The Daily reporters, however, did do a great job last week when they reported on a proposal for an upcoming meal equivalence poll that evidently Williams didn’t bother to read. Furthermore, it’s clear that Williams has never read the ASG-sponsored HereAndNow advertising page, which on a weekly basis advertises in The Daily upwards of eight student group events, most that occur in Norris. (That failure to actually read The Daily may end up counting against Williams when ASG puts out its endorsements for the next Daily editor in chief in the spring.)

Norris already is the student union of this campus, but alumni who haven’t been on campus in 20 years don’t necessarily know this — and it is our responsibility as students to tell them. Norris Student Union will generate a lot more gifts than Norris University Center.

Rather than just complaining, it’s time for students to reclaim Norris as their own — and to take responsibility for its expansion. Furthermore, we need to show administrators that we support student life. Research buildings are important to the university, but we would like to see a similar emphasis on our student life as well as academic life.

Williams seems to like criticizing ASG’s efforts for supporting Norris and supporting Norris expansion. Well it would be nice to fire back and criticize The Daily’s efforts for supporting expansion of Norris, except that there aren’t any.

We’d like to see the almighty Daily editors do something proactive for students, rather than just complain that they don’t like what ASG is doing. If you don’t like what we are doing, get down from your ivory tower — which, by the way, takes up three-fourths of the student group space on the third floor of Norris and is larger than all of the administrative offices in Norris put together — and go out to see Norris as it truly is, a place where students congregate and can just chill. Until The Daily does that, it hasn’t earned the right to say a word.

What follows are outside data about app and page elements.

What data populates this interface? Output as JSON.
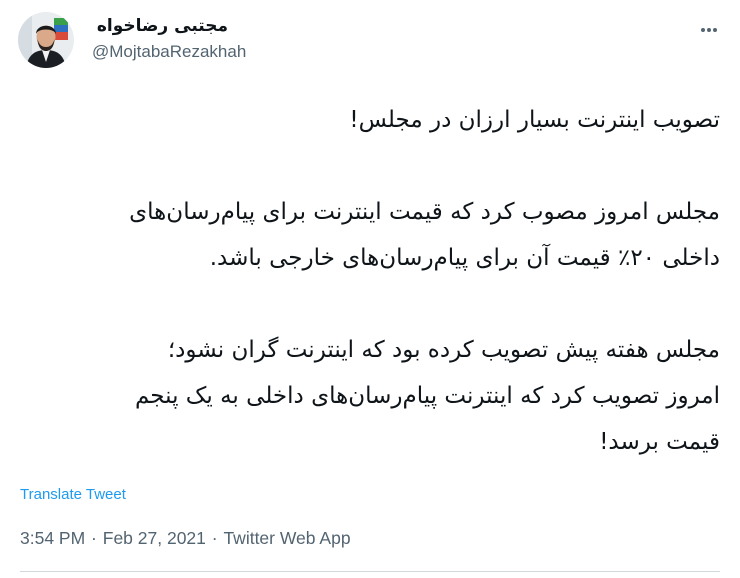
{
  "tweet": {
    "author": {
      "display_name": "مجتبی رضاخواه",
      "handle": "@MojtabaRezakhah"
    },
    "menu_icon": "more-horizontal-icon",
    "lines": [
      "تصویب اینترنت بسیار ارزان در مجلس!",
      "",
      "مجلس امروز مصوب کرد که قیمت اینترنت برای پیام‌رسان‌های",
      "داخلی ۲۰٪ قیمت آن برای پیام‌رسان‌های خارجی باشد.",
      "",
      "مجلس هفته پیش تصویب کرده بود که اینترنت گران نشود؛",
      "امروز تصویب کرد که اینترنت پیام‌رسان‌های داخلی به یک پنجم",
      "قیمت برسد!"
    ],
    "translate_label": "Translate Tweet",
    "time": "3:54 PM",
    "separator": " · ",
    "date": "Feb 27, 2021",
    "source": "Twitter Web App",
    "colors": {
      "text": "#0f1419",
      "secondary": "#536471",
      "link": "#1d9bf0"
    }
  }
}
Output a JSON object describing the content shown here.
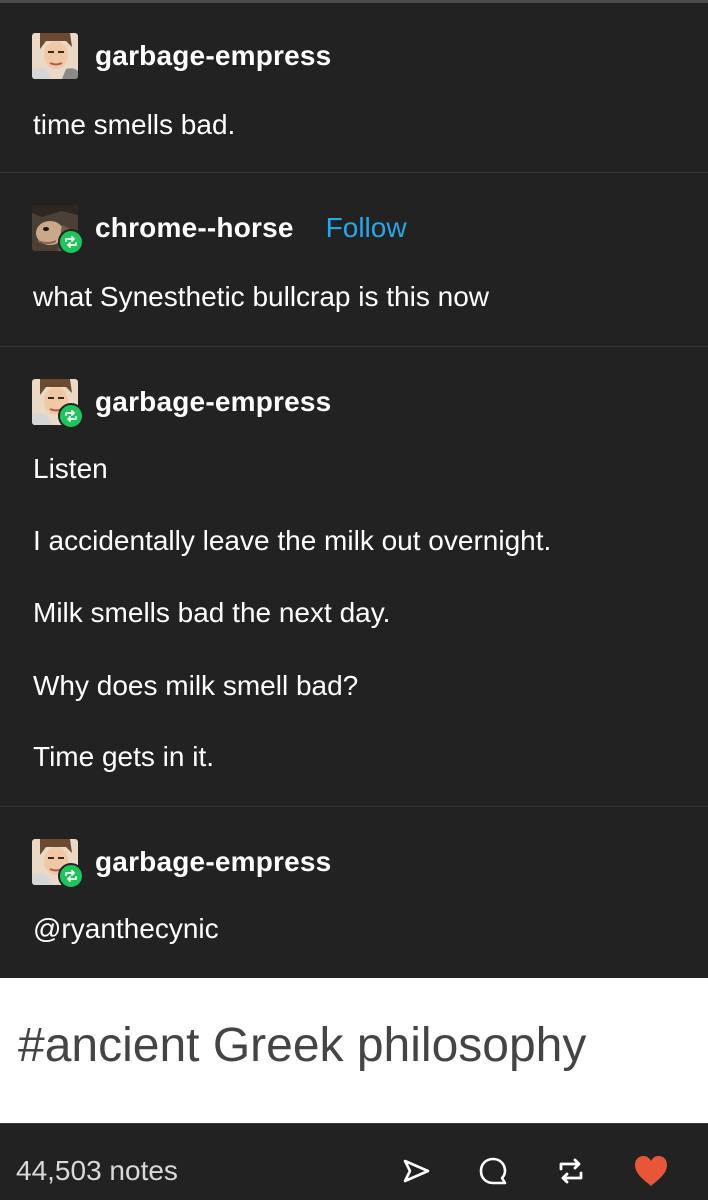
{
  "posts": [
    {
      "username": "garbage-empress",
      "reblog": false,
      "follow_label": "",
      "lines": [
        "time smells bad."
      ]
    },
    {
      "username": "chrome--horse",
      "reblog": true,
      "follow_label": "Follow",
      "lines": [
        "what Synesthetic bullcrap is this now"
      ]
    },
    {
      "username": "garbage-empress",
      "reblog": true,
      "follow_label": "",
      "lines": [
        "Listen",
        "I accidentally leave the milk out overnight.",
        "Milk smells bad the next day.",
        "Why does milk smell bad?",
        "Time gets in it."
      ]
    },
    {
      "username": "garbage-empress",
      "reblog": true,
      "follow_label": "",
      "lines": [
        "@ryanthecynic"
      ]
    }
  ],
  "tags": {
    "text": "#ancient Greek philosophy"
  },
  "footer": {
    "notes": "44,503 notes",
    "icons": [
      "share-icon",
      "reply-icon",
      "reblog-icon",
      "like-icon"
    ],
    "like_color": "#e8563a"
  },
  "colors": {
    "background": "#222222",
    "follow": "#2aa6e8",
    "reblog_badge": "#1fc45c"
  }
}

Rachel Lopez

ASG president

Nicole Mash

ASG executive vice president

Joel Richlin

ASG campus public relations chair

Constitution can be changed to give civil rights to fetuses

In response to Stephen Crowe’s Monday letter, there is no dispute that a woman should have all rights concerning her own body. The concern, as Crowe himself puts it, is whether “46 chromosomes really constitute life?” The only authority who can make that decision is the mother — if and only if the fertilized egg is deemed to have no life.

Since Crowe has spoken on behalf of all women on their rights over their own bodies, I will speak on behalf of all aborted fetuses. My mother stood in line to have me aborted and did not follow through — not because she changed her mind but because of the mispronunciation of her name. Skin cells do not develop into human beings and thus it is unfair to analogize the two.

A facetious argument deserves a facetious response. Why stop with fetuses whom, even if there were considered alive, could be murdered legally? Why doesn’t the United States join the rest of the world and not allow citizenship to anyone born here. That way, even if a (block) were deemed alive, it would not be protected by the Constitution. They way we could kill, say, babies of illegal immigrants — or even the illegal immigrants themselves since they have no civil rights.

Slaves had no civil rights either, but the beauty of the Constitution is that it can and has changed in light of new interpretations.

The legality of abortion rests on the issue of life and that issue should not and cannot be so easily dismissed. It is unfortunate that Crowe, like so many legalists, has become obsessed with the semantics of the law while forgetting about its intent.

Sung Kim

Weinberg senior

More to Discover
Activate Search
Northwestern University and Evanston's Only Daily News Source Since 1881
Letters to the Editor / The Drawing Board